Ness Wood is named for ‘an las’ or Ness, meaning Waterfall, in this case the highest waterfall in Northern Ireland. After the last ice age, ten thousand years ago, the old Burntollet Rivercourse was blocked by glacial boulder clay deposits. In eroding a new channel through the underlying metamorphic schist rocks, the river has created the magnificent waterfall, gorges, portholes and rapids which are a feature of Ness Woods.
The Country Park is made up of 55 hectares of mixed woodland, including riverside walks, wildlife ponds, picnic tables, wildflower meadows and a new Visitor Centre where you can view an exhibition on woodland biodiversity. It is a remnant of extensive natural oakwoods. The site is notable for Purple Hairstreak butterflies, unusual in Northern Ireland. A rich variety of species of tree can be found, including beech, sweet chestnut, silver fir, larch, and cherry laurel.

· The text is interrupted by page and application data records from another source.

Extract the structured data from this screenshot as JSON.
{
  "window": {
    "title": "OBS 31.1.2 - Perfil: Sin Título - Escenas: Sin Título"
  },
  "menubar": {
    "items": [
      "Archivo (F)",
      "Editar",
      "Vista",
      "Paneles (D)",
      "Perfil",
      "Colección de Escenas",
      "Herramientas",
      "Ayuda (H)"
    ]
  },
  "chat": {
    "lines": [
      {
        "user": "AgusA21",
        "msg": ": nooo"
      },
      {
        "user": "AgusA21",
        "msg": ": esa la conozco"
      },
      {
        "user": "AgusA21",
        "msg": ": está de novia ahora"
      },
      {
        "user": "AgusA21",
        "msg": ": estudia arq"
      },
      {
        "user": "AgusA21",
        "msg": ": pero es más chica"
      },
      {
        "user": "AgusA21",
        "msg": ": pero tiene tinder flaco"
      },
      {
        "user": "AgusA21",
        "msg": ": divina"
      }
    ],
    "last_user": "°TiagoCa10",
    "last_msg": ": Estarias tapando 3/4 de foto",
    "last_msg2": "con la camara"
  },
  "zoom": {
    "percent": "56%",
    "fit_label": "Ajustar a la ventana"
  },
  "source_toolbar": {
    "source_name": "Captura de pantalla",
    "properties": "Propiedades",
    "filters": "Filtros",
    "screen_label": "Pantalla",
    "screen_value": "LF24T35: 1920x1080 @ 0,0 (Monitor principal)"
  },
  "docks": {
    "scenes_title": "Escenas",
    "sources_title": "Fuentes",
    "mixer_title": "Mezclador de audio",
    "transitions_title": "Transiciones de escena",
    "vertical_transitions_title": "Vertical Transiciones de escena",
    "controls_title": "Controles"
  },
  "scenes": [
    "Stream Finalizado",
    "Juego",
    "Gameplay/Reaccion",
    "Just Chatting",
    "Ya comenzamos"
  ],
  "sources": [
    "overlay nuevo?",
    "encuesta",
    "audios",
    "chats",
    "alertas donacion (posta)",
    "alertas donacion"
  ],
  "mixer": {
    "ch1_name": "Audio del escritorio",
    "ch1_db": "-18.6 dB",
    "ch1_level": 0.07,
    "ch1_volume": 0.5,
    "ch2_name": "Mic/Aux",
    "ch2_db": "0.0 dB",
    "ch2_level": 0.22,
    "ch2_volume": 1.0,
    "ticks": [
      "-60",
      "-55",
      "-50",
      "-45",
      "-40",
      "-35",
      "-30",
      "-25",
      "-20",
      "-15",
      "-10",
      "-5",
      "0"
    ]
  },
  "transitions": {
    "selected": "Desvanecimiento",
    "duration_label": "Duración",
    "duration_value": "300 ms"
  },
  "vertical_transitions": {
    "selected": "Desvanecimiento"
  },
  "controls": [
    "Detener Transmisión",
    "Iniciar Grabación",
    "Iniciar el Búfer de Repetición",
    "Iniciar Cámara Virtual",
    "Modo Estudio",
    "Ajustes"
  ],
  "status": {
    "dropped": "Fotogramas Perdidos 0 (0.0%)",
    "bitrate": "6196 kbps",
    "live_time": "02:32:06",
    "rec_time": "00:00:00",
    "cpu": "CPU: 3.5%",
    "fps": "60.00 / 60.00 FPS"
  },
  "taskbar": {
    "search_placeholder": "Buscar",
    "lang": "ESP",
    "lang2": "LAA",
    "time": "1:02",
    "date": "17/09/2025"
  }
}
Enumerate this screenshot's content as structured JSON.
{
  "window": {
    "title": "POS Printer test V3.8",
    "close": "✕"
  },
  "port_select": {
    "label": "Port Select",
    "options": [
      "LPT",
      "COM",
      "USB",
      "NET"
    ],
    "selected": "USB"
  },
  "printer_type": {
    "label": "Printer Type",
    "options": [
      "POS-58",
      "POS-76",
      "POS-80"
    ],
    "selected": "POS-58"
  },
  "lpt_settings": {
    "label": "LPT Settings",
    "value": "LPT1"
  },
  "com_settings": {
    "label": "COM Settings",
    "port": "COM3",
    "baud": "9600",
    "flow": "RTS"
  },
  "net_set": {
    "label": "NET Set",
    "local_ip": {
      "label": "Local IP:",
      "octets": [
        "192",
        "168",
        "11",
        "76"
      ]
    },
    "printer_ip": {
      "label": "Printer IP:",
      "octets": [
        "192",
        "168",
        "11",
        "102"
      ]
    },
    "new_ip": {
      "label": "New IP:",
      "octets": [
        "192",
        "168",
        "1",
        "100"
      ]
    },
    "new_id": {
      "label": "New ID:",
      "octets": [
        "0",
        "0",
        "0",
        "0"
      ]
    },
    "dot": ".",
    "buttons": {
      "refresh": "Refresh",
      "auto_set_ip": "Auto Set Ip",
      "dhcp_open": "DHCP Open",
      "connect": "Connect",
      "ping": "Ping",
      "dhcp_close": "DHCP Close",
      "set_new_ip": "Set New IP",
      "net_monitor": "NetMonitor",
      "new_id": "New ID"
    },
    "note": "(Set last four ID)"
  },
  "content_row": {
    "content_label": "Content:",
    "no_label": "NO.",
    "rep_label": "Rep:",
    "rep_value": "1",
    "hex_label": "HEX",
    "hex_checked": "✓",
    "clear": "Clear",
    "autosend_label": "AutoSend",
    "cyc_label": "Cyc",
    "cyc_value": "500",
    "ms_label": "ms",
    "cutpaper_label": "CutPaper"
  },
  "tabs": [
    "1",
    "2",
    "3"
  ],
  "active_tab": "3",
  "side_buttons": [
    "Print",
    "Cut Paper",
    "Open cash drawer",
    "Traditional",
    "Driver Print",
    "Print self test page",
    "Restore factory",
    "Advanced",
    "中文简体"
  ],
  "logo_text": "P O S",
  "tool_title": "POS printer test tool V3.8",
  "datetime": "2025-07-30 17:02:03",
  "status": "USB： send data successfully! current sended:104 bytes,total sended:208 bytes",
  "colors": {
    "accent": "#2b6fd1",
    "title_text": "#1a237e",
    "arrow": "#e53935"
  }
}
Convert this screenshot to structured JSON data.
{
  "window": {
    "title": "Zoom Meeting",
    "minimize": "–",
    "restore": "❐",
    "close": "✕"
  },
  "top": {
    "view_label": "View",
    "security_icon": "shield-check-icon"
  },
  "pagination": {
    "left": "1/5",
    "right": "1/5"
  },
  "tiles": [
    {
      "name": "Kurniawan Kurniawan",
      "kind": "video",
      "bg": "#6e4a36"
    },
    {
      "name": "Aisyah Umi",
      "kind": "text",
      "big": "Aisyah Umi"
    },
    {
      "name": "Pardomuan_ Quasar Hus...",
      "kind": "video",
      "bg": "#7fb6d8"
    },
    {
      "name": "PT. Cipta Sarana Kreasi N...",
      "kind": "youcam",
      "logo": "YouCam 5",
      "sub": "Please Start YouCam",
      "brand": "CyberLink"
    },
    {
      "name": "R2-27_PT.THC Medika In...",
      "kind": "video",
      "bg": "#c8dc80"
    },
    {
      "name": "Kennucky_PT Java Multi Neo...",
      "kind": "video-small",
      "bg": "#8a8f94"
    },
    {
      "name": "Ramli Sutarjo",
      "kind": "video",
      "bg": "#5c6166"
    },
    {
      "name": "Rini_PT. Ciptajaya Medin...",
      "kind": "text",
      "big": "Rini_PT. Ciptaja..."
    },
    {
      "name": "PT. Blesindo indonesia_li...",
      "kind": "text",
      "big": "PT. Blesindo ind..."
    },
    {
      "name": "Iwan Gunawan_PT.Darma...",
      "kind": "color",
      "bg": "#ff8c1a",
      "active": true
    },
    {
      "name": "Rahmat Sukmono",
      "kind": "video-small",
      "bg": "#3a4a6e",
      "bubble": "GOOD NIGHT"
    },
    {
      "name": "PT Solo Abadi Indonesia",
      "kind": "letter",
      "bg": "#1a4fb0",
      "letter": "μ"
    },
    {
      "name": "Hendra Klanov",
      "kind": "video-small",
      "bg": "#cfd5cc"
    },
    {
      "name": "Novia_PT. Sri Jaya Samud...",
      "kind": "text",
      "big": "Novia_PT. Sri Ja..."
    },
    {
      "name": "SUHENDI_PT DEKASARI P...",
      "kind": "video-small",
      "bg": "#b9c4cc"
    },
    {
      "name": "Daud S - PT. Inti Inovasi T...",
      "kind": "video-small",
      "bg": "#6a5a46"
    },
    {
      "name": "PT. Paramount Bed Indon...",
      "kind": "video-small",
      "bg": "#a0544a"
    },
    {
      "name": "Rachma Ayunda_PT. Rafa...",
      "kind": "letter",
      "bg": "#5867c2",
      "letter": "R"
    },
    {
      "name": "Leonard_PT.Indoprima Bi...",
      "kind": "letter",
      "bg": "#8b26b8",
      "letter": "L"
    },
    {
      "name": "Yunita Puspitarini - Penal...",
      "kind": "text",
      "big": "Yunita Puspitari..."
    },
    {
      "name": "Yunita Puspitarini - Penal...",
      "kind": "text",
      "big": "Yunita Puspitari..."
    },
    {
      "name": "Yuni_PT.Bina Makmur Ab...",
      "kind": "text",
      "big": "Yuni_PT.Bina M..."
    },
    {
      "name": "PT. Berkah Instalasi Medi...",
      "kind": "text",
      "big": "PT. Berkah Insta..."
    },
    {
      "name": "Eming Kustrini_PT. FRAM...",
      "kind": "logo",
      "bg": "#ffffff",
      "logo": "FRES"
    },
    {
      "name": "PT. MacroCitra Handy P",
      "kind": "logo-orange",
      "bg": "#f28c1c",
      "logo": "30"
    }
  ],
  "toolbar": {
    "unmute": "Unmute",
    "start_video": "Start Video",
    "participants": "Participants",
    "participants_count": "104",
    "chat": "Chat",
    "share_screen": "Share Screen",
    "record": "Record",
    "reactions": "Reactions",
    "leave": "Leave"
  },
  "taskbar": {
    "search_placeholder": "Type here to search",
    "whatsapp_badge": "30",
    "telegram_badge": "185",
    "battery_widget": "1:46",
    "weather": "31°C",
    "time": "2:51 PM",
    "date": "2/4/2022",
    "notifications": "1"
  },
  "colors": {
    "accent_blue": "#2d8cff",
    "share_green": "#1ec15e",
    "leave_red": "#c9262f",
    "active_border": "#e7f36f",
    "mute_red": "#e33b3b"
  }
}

NIEA has recently completed extensive development work in the park which now extends along both sides of the Burntollet River, joining Ness and Ervey woods.